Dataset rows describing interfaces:
BEGIN

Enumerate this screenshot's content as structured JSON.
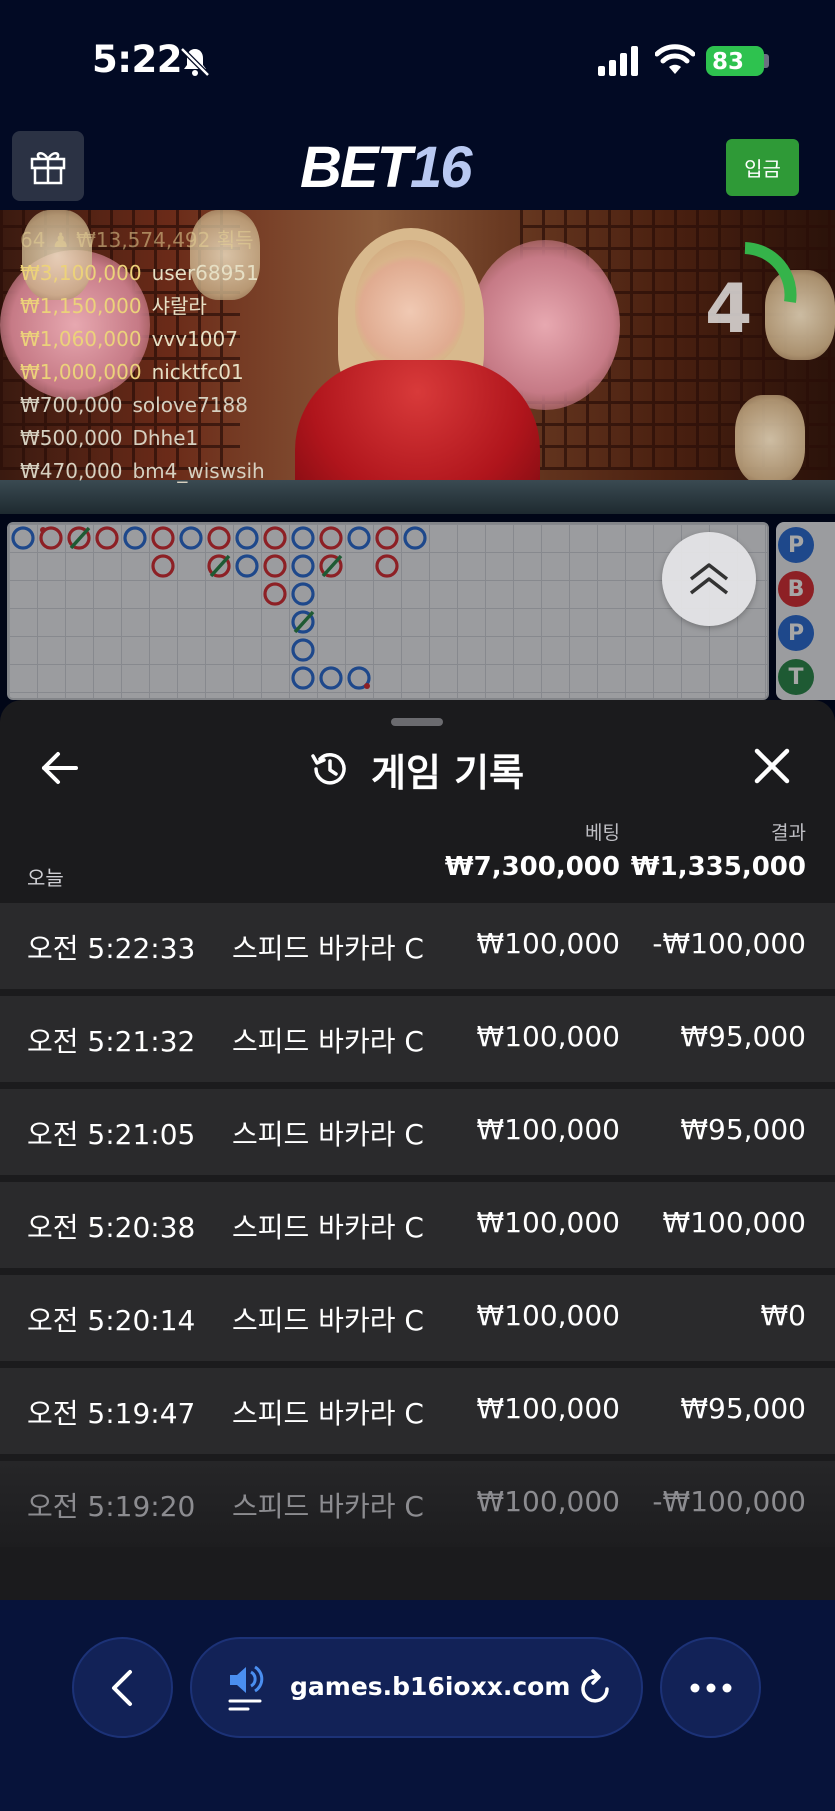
{
  "status_bar": {
    "time": "5:22",
    "battery": "83"
  },
  "header": {
    "logo_part1": "BET",
    "logo_part2": "16",
    "deposit_label": "입금"
  },
  "video": {
    "bet_summary": "64 ♟ ₩13,574,492 획득",
    "bets": [
      {
        "amount": "₩3,100,000",
        "user": "user68951"
      },
      {
        "amount": "₩1,150,000",
        "user": "샤랄라"
      },
      {
        "amount": "₩1,060,000",
        "user": "vvv1007"
      },
      {
        "amount": "₩1,000,000",
        "user": "nicktfc01"
      },
      {
        "amount": "₩700,000",
        "user": "solove7188"
      },
      {
        "amount": "₩500,000",
        "user": "Dhhe1"
      },
      {
        "amount": "₩470,000",
        "user": "bm4_wiswsih"
      }
    ],
    "timer": "4"
  },
  "side_predictions": [
    "P",
    "B",
    "P",
    "T"
  ],
  "sheet": {
    "title": "게임 기록",
    "col_bet": "베팅",
    "col_result": "결과",
    "today_label": "오늘",
    "today_bet": "₩7,300,000",
    "today_result": "₩1,335,000",
    "rows": [
      {
        "time": "오전 5:22:33",
        "game": "스피드 바카라 C",
        "bet": "₩100,000",
        "result": "-₩100,000"
      },
      {
        "time": "오전 5:21:32",
        "game": "스피드 바카라 C",
        "bet": "₩100,000",
        "result": "₩95,000"
      },
      {
        "time": "오전 5:21:05",
        "game": "스피드 바카라 C",
        "bet": "₩100,000",
        "result": "₩95,000"
      },
      {
        "time": "오전 5:20:38",
        "game": "스피드 바카라 C",
        "bet": "₩100,000",
        "result": "₩100,000"
      },
      {
        "time": "오전 5:20:14",
        "game": "스피드 바카라 C",
        "bet": "₩100,000",
        "result": "₩0"
      },
      {
        "time": "오전 5:19:47",
        "game": "스피드 바카라 C",
        "bet": "₩100,000",
        "result": "₩95,000"
      },
      {
        "time": "오전 5:19:20",
        "game": "스피드 바카라 C",
        "bet": "₩100,000",
        "result": "-₩100,000"
      }
    ]
  },
  "browser": {
    "url": "games.b16ioxx.com"
  },
  "colors": {
    "accent_green": "#2f9a37",
    "banker_red": "#d9323a",
    "player_blue": "#2f6fd6",
    "tie_green": "#2e8b4f"
  }
}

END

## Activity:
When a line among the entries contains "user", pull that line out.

## Answer box:
        "user": "user68951"
        "user": "샤랄라"
        "user": "vvv1007"
        "user": "nicktfc01"
        "user": "solove7188"
        "user": "Dhhe1"
        "user": "bm4_wiswsih"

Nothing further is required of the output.